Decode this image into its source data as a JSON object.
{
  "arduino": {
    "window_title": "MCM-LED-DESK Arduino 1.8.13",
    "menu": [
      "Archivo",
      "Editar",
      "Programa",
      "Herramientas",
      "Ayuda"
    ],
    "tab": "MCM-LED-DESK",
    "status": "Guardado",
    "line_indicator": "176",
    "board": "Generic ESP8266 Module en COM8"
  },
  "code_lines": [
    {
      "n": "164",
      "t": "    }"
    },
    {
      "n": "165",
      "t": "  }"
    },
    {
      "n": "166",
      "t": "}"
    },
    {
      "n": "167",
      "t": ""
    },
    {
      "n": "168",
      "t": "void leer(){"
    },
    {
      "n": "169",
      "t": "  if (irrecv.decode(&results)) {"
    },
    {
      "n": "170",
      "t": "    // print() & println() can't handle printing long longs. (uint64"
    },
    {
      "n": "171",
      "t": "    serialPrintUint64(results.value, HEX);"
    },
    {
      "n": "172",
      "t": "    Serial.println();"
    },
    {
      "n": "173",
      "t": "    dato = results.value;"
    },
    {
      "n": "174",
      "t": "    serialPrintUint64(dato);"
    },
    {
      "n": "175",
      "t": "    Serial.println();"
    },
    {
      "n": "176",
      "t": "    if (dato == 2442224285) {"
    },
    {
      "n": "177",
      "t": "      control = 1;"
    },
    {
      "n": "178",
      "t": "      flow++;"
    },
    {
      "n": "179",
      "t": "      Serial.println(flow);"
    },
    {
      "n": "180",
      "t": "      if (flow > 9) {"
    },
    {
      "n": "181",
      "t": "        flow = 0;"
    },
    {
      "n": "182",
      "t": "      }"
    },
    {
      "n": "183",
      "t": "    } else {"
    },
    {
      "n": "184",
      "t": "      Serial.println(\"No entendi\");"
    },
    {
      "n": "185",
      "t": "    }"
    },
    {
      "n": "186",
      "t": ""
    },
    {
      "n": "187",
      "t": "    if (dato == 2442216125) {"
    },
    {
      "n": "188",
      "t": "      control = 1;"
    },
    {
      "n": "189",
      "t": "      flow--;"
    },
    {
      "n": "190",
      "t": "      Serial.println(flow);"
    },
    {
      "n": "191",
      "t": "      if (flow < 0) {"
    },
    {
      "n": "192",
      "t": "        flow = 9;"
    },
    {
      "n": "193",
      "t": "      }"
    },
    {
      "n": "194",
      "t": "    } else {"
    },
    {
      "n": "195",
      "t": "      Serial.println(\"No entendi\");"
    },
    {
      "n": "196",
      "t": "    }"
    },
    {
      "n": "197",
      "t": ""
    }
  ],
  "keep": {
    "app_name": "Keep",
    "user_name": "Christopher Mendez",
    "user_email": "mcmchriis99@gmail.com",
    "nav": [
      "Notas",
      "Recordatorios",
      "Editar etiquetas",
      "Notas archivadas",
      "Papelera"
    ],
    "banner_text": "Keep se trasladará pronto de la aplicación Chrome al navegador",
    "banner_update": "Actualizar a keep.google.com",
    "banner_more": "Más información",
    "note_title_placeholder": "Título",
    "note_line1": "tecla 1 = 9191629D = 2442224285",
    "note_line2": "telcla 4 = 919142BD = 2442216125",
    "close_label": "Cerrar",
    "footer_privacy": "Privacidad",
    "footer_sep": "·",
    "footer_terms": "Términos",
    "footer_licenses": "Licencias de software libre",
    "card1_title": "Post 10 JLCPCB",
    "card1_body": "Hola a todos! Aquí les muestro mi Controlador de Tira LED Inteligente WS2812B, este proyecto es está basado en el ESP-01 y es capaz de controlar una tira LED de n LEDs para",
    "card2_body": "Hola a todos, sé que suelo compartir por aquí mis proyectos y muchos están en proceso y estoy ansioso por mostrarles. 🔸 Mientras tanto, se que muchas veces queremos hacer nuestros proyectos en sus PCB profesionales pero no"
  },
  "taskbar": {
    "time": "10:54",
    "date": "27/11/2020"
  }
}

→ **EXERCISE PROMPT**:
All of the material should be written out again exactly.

→ **ANSWER SPACE**:
Decode this image into its source data as a JSON object.
{
  "arduino": {
    "window_title": "MCM-LED-DESK Arduino 1.8.13",
    "menu": [
      "Archivo",
      "Editar",
      "Programa",
      "Herramientas",
      "Ayuda"
    ],
    "tab": "MCM-LED-DESK",
    "status": "Guardado",
    "line_indicator": "176",
    "board": "Generic ESP8266 Module en COM8"
  },
  "code_lines": [
    {
      "n": "164",
      "t": "    }"
    },
    {
      "n": "165",
      "t": "  }"
    },
    {
      "n": "166",
      "t": "}"
    },
    {
      "n": "167",
      "t": ""
    },
    {
      "n": "168",
      "t": "void leer(){"
    },
    {
      "n": "169",
      "t": "  if (irrecv.decode(&results)) {"
    },
    {
      "n": "170",
      "t": "    // print() & println() can't handle printing long longs. (uint64"
    },
    {
      "n": "171",
      "t": "    serialPrintUint64(results.value, HEX);"
    },
    {
      "n": "172",
      "t": "    Serial.println();"
    },
    {
      "n": "173",
      "t": "    dato = results.value;"
    },
    {
      "n": "174",
      "t": "    serialPrintUint64(dato);"
    },
    {
      "n": "175",
      "t": "    Serial.println();"
    },
    {
      "n": "176",
      "t": "    if (dato == 2442224285) {"
    },
    {
      "n": "177",
      "t": "      control = 1;"
    },
    {
      "n": "178",
      "t": "      flow++;"
    },
    {
      "n": "179",
      "t": "      Serial.println(flow);"
    },
    {
      "n": "180",
      "t": "      if (flow > 9) {"
    },
    {
      "n": "181",
      "t": "        flow = 0;"
    },
    {
      "n": "182",
      "t": "      }"
    },
    {
      "n": "183",
      "t": "    } else {"
    },
    {
      "n": "184",
      "t": "      Serial.println(\"No entendi\");"
    },
    {
      "n": "185",
      "t": "    }"
    },
    {
      "n": "186",
      "t": ""
    },
    {
      "n": "187",
      "t": "    if (dato == 2442216125) {"
    },
    {
      "n": "188",
      "t": "      control = 1;"
    },
    {
      "n": "189",
      "t": "      flow--;"
    },
    {
      "n": "190",
      "t": "      Serial.println(flow);"
    },
    {
      "n": "191",
      "t": "      if (flow < 0) {"
    },
    {
      "n": "192",
      "t": "        flow = 9;"
    },
    {
      "n": "193",
      "t": "      }"
    },
    {
      "n": "194",
      "t": "    } else {"
    },
    {
      "n": "195",
      "t": "      Serial.println(\"No entendi\");"
    },
    {
      "n": "196",
      "t": "    }"
    },
    {
      "n": "197",
      "t": ""
    }
  ],
  "keep": {
    "app_name": "Keep",
    "user_name": "Christopher Mendez",
    "user_email": "mcmchriis99@gmail.com",
    "nav": [
      "Notas",
      "Recordatorios",
      "Editar etiquetas",
      "Notas archivadas",
      "Papelera"
    ],
    "banner_text": "Keep se trasladará pronto de la aplicación Chrome al navegador",
    "banner_update": "Actualizar a keep.google.com",
    "banner_more": "Más información",
    "note_title_placeholder": "Título",
    "note_line1": "tecla 1 = 9191629D = 2442224285",
    "note_line2": "telcla 4 = 919142BD = 2442216125",
    "close_label": "Cerrar",
    "footer_privacy": "Privacidad",
    "footer_sep": "·",
    "footer_terms": "Términos",
    "footer_licenses": "Licencias de software libre",
    "card1_title": "Post 10 JLCPCB",
    "card1_body": "Hola a todos! Aquí les muestro mi Controlador de Tira LED Inteligente WS2812B, este proyecto es está basado en el ESP-01 y es capaz de controlar una tira LED de n LEDs para",
    "card2_body": "Hola a todos, sé que suelo compartir por aquí mis proyectos y muchos están en proceso y estoy ansioso por mostrarles. 🔸 Mientras tanto, se que muchas veces queremos hacer nuestros proyectos en sus PCB profesionales pero no"
  },
  "taskbar": {
    "time": "10:54",
    "date": "27/11/2020"
  }
}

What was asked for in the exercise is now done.